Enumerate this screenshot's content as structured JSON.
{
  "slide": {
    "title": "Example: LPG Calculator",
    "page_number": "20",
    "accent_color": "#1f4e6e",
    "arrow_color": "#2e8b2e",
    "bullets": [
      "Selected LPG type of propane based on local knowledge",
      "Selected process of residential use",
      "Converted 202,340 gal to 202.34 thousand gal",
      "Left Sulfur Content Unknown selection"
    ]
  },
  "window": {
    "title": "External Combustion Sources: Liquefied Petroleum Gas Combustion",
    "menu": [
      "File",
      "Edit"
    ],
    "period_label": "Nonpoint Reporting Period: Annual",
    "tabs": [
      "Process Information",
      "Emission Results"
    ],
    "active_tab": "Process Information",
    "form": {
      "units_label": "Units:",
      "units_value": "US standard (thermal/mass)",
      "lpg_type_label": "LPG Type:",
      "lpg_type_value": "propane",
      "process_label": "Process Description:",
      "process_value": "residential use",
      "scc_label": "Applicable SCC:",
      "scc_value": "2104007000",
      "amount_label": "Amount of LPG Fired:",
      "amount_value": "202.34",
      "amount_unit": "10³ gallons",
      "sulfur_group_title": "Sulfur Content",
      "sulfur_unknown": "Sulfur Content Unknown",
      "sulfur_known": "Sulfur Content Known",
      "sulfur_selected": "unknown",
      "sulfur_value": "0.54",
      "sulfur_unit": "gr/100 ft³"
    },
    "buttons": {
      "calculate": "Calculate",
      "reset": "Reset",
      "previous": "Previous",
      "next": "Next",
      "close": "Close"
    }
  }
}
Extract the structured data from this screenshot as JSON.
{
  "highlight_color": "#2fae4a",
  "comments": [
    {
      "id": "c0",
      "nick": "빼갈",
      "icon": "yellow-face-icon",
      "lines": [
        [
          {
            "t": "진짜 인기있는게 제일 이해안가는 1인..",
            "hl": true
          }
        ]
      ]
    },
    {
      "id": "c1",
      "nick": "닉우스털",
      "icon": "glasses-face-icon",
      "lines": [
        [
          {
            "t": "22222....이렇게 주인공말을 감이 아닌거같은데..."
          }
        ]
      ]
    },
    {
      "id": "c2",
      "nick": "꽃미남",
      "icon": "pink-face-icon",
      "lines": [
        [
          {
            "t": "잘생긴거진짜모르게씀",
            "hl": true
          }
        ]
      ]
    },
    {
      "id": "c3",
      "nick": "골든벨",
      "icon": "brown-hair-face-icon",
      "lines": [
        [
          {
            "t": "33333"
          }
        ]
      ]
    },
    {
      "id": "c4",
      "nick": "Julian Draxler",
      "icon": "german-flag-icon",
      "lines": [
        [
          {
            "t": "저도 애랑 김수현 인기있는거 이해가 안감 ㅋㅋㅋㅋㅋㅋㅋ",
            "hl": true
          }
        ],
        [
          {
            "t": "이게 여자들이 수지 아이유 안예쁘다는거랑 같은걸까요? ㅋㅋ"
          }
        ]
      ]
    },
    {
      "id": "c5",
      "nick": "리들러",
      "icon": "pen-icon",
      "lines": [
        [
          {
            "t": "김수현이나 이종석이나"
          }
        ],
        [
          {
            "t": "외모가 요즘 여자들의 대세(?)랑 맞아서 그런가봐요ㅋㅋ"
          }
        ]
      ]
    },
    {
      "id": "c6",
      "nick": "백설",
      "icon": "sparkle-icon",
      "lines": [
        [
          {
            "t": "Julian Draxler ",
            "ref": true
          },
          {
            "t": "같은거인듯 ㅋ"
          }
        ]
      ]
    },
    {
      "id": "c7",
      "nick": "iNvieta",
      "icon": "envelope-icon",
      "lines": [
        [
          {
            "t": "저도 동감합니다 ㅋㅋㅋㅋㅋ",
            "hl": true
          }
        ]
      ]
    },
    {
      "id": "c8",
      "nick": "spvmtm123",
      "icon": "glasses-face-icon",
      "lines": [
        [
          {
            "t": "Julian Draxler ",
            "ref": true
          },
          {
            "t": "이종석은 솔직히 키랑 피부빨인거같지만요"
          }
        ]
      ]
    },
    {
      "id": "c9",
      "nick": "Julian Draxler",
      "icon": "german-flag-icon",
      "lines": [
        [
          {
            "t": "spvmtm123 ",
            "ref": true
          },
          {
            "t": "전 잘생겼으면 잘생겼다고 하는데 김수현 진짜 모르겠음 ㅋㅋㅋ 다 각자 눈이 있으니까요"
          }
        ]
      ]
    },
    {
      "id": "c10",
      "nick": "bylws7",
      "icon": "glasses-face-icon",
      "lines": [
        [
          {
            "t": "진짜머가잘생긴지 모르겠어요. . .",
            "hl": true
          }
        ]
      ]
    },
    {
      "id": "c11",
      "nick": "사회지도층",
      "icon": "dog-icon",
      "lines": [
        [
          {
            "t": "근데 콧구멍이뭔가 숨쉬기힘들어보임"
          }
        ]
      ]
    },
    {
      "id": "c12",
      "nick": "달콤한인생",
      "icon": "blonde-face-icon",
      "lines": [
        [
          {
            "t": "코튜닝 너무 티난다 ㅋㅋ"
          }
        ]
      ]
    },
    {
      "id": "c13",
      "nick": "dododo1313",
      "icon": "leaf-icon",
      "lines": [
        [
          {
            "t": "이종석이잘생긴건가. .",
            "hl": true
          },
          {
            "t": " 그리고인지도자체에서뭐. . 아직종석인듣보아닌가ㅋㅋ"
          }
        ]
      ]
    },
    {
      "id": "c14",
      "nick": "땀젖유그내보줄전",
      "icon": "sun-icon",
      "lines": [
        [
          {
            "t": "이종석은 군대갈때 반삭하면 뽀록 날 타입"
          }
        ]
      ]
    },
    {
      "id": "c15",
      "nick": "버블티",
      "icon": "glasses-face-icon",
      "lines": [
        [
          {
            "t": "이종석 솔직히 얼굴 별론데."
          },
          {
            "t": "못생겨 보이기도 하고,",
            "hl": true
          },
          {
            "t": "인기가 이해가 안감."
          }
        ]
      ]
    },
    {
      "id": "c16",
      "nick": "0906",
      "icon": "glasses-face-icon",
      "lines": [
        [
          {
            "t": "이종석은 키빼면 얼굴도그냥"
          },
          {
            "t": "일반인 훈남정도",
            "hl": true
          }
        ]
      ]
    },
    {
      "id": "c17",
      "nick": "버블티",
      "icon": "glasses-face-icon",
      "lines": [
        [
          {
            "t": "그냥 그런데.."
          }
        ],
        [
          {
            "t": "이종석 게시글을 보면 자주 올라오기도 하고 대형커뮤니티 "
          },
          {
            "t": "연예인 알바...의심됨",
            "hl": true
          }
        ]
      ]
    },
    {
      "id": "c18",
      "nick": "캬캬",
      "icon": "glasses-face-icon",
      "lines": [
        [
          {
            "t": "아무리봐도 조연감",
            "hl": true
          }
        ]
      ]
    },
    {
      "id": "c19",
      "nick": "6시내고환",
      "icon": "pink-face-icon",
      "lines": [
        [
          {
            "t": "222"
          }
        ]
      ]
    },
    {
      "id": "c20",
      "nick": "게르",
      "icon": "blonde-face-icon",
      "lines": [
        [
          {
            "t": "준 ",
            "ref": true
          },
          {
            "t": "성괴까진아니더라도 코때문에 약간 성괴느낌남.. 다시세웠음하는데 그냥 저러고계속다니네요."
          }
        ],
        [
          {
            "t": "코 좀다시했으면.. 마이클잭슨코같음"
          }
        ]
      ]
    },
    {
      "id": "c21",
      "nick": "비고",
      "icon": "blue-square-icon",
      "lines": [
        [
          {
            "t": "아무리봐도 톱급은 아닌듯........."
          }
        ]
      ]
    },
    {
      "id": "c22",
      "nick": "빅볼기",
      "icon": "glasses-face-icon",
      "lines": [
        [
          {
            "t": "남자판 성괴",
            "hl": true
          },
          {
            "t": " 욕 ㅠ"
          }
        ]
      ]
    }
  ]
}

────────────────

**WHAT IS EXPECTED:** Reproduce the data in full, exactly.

**EXERCISE RESPONSE:**
Enumerate this screenshot's content as structured JSON.
{
  "slide": {
    "title": "Example: LPG Calculator",
    "page_number": "20",
    "accent_color": "#1f4e6e",
    "arrow_color": "#2e8b2e",
    "bullets": [
      "Selected LPG type of propane based on local knowledge",
      "Selected process of residential use",
      "Converted 202,340 gal to 202.34 thousand gal",
      "Left Sulfur Content Unknown selection"
    ]
  },
  "window": {
    "title": "External Combustion Sources: Liquefied Petroleum Gas Combustion",
    "menu": [
      "File",
      "Edit"
    ],
    "period_label": "Nonpoint Reporting Period: Annual",
    "tabs": [
      "Process Information",
      "Emission Results"
    ],
    "active_tab": "Process Information",
    "form": {
      "units_label": "Units:",
      "units_value": "US standard (thermal/mass)",
      "lpg_type_label": "LPG Type:",
      "lpg_type_value": "propane",
      "process_label": "Process Description:",
      "process_value": "residential use",
      "scc_label": "Applicable SCC:",
      "scc_value": "2104007000",
      "amount_label": "Amount of LPG Fired:",
      "amount_value": "202.34",
      "amount_unit": "10³ gallons",
      "sulfur_group_title": "Sulfur Content",
      "sulfur_unknown": "Sulfur Content Unknown",
      "sulfur_known": "Sulfur Content Known",
      "sulfur_selected": "unknown",
      "sulfur_value": "0.54",
      "sulfur_unit": "gr/100 ft³"
    },
    "buttons": {
      "calculate": "Calculate",
      "reset": "Reset",
      "previous": "Previous",
      "next": "Next",
      "close": "Close"
    }
  }
}
Extract the structured data from this screenshot as JSON.
{
  "highlight_color": "#2fae4a",
  "comments": [
    {
      "id": "c0",
      "nick": "빼갈",
      "icon": "yellow-face-icon",
      "lines": [
        [
          {
            "t": "진짜 인기있는게 제일 이해안가는 1인..",
            "hl": true
          }
        ]
      ]
    },
    {
      "id": "c1",
      "nick": "닉우스털",
      "icon": "glasses-face-icon",
      "lines": [
        [
          {
            "t": "22222....이렇게 주인공말을 감이 아닌거같은데..."
          }
        ]
      ]
    },
    {
      "id": "c2",
      "nick": "꽃미남",
      "icon": "pink-face-icon",
      "lines": [
        [
          {
            "t": "잘생긴거진짜모르게씀",
            "hl": true
          }
        ]
      ]
    },
    {
      "id": "c3",
      "nick": "골든벨",
      "icon": "brown-hair-face-icon",
      "lines": [
        [
          {
            "t": "33333"
          }
        ]
      ]
    },
    {
      "id": "c4",
      "nick": "Julian Draxler",
      "icon": "german-flag-icon",
      "lines": [
        [
          {
            "t": "저도 애랑 김수현 인기있는거 이해가 안감 ㅋㅋㅋㅋㅋㅋㅋ",
            "hl": true
          }
        ],
        [
          {
            "t": "이게 여자들이 수지 아이유 안예쁘다는거랑 같은걸까요? ㅋㅋ"
          }
        ]
      ]
    },
    {
      "id": "c5",
      "nick": "리들러",
      "icon": "pen-icon",
      "lines": [
        [
          {
            "t": "김수현이나 이종석이나"
          }
        ],
        [
          {
            "t": "외모가 요즘 여자들의 대세(?)랑 맞아서 그런가봐요ㅋㅋ"
          }
        ]
      ]
    },
    {
      "id": "c6",
      "nick": "백설",
      "icon": "sparkle-icon",
      "lines": [
        [
          {
            "t": "Julian Draxler ",
            "ref": true
          },
          {
            "t": "같은거인듯 ㅋ"
          }
        ]
      ]
    },
    {
      "id": "c7",
      "nick": "iNvieta",
      "icon": "envelope-icon",
      "lines": [
        [
          {
            "t": "저도 동감합니다 ㅋㅋㅋㅋㅋ",
            "hl": true
          }
        ]
      ]
    },
    {
      "id": "c8",
      "nick": "spvmtm123",
      "icon": "glasses-face-icon",
      "lines": [
        [
          {
            "t": "Julian Draxler ",
            "ref": true
          },
          {
            "t": "이종석은 솔직히 키랑 피부빨인거같지만요"
          }
        ]
      ]
    },
    {
      "id": "c9",
      "nick": "Julian Draxler",
      "icon": "german-flag-icon",
      "lines": [
        [
          {
            "t": "spvmtm123 ",
            "ref": true
          },
          {
            "t": "전 잘생겼으면 잘생겼다고 하는데 김수현 진짜 모르겠음 ㅋㅋㅋ 다 각자 눈이 있으니까요"
          }
        ]
      ]
    },
    {
      "id": "c10",
      "nick": "bylws7",
      "icon": "glasses-face-icon",
      "lines": [
        [
          {
            "t": "진짜머가잘생긴지 모르겠어요. . .",
            "hl": true
          }
        ]
      ]
    },
    {
      "id": "c11",
      "nick": "사회지도층",
      "icon": "dog-icon",
      "lines": [
        [
          {
            "t": "근데 콧구멍이뭔가 숨쉬기힘들어보임"
          }
        ]
      ]
    },
    {
      "id": "c12",
      "nick": "달콤한인생",
      "icon": "blonde-face-icon",
      "lines": [
        [
          {
            "t": "코튜닝 너무 티난다 ㅋㅋ"
          }
        ]
      ]
    },
    {
      "id": "c13",
      "nick": "dododo1313",
      "icon": "leaf-icon",
      "lines": [
        [
          {
            "t": "이종석이잘생긴건가. .",
            "hl": true
          },
          {
            "t": " 그리고인지도자체에서뭐. . 아직종석인듣보아닌가ㅋㅋ"
          }
        ]
      ]
    },
    {
      "id": "c14",
      "nick": "땀젖유그내보줄전",
      "icon": "sun-icon",
      "lines": [
        [
          {
            "t": "이종석은 군대갈때 반삭하면 뽀록 날 타입"
          }
        ]
      ]
    },
    {
      "id": "c15",
      "nick": "버블티",
      "icon": "glasses-face-icon",
      "lines": [
        [
          {
            "t": "이종석 솔직히 얼굴 별론데."
          },
          {
            "t": "못생겨 보이기도 하고,",
            "hl": true
          },
          {
            "t": "인기가 이해가 안감."
          }
        ]
      ]
    },
    {
      "id": "c16",
      "nick": "0906",
      "icon": "glasses-face-icon",
      "lines": [
        [
          {
            "t": "이종석은 키빼면 얼굴도그냥"
          },
          {
            "t": "일반인 훈남정도",
            "hl": true
          }
        ]
      ]
    },
    {
      "id": "c17",
      "nick": "버블티",
      "icon": "glasses-face-icon",
      "lines": [
        [
          {
            "t": "그냥 그런데.."
          }
        ],
        [
          {
            "t": "이종석 게시글을 보면 자주 올라오기도 하고 대형커뮤니티 "
          },
          {
            "t": "연예인 알바...의심됨",
            "hl": true
          }
        ]
      ]
    },
    {
      "id": "c18",
      "nick": "캬캬",
      "icon": "glasses-face-icon",
      "lines": [
        [
          {
            "t": "아무리봐도 조연감",
            "hl": true
          }
        ]
      ]
    },
    {
      "id": "c19",
      "nick": "6시내고환",
      "icon": "pink-face-icon",
      "lines": [
        [
          {
            "t": "222"
          }
        ]
      ]
    },
    {
      "id": "c20",
      "nick": "게르",
      "icon": "blonde-face-icon",
      "lines": [
        [
          {
            "t": "준 ",
            "ref": true
          },
          {
            "t": "성괴까진아니더라도 코때문에 약간 성괴느낌남.. 다시세웠음하는데 그냥 저러고계속다니네요."
          }
        ],
        [
          {
            "t": "코 좀다시했으면.. 마이클잭슨코같음"
          }
        ]
      ]
    },
    {
      "id": "c21",
      "nick": "비고",
      "icon": "blue-square-icon",
      "lines": [
        [
          {
            "t": "아무리봐도 톱급은 아닌듯........."
          }
        ]
      ]
    },
    {
      "id": "c22",
      "nick": "빅볼기",
      "icon": "glasses-face-icon",
      "lines": [
        [
          {
            "t": "남자판 성괴",
            "hl": true
          },
          {
            "t": " 욕 ㅠ"
          }
        ]
      ]
    }
  ]
}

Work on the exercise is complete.